...My understanding of our nature is not framed in the dualist terms of an incarnated soul. The Christian hope is, therefore, for me not the hope of survival after death, the persistence post mortem of a spiritual component which possesses, or has been granted, an intrinsic immortality. Rather, the Christian hope is of death and resurrection. My understanding of the soul is that it is the almost infinitely complex, dynamic, information-bearing pattern, carried at any instant by the matter of my animated body and continuously developing throughout all the constituent changes of my bodily make-up during the course of my earthly life. That psychosomatic unity is dissolved at death by the decay of my body, but I believe it is a perfectly coherent hope that the pattern that is me will be remembered by God and its instantiation will be recreated by him when he reconstitutes me in a new environment of his choosing. That will be his eschatological act of resurrection. Thus, death is a real end but not the final end, for only God himself is ultimate. Although there have, of course, been strands of he Christian tradition which have used the language of the survival of an immortal soul, I believe that the tradition which is truer, both to the New Testament insight and to modern understanding, is that which relies on the hope of a resurrection beyond death.

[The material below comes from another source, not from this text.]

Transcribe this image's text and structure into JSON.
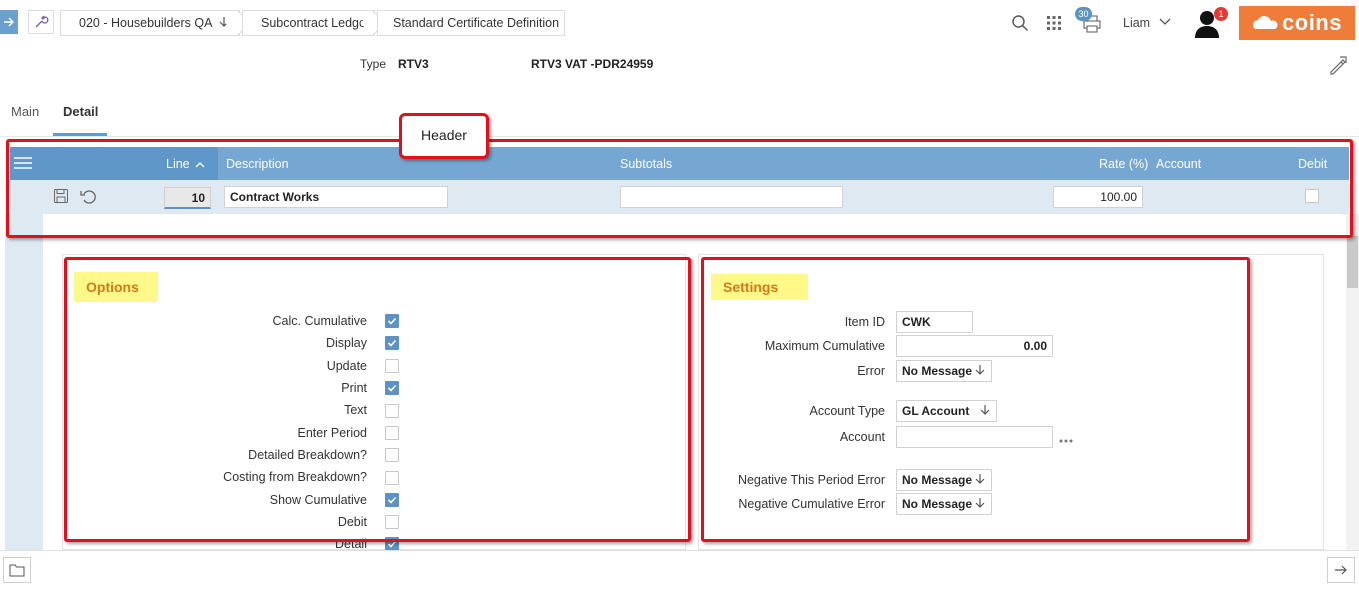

If this psychosomatic understanding is correct, then it is intrinsic to true humanity that we should be embodied. We are not apprentice angels, awaiting to be disencumbered of our fleshly habitation. Our hope is of the resurrection of the body. By that I do not mean the resuscitation of our present structure, the quaint medieval notion of the reassembling of bones and dust. In a very crude and inadequate analogy, the softward running on our present hardware will be transferred to the hardware of the world to come. And where will that eschatological hardware come from? Surely the 'matter' of the world to come must be the transformed matter of this world. God will no more abandon the universe than he will abandon us. Hence the importance to theology of the empty tomb, with its message that the Lord's risen and glorified body is the transmutation of his dead body. The resurrection of Jesus is the beginning within history of a process whose fulfillment lies beyond history, in which the destiny of humanity and the destiny of the universe are together to find their fulfillment in a liberation from decay and futility (cf. Rom. 8:180-5).
--John Polkinghorne, Science and Christian Belief, pp. 163-164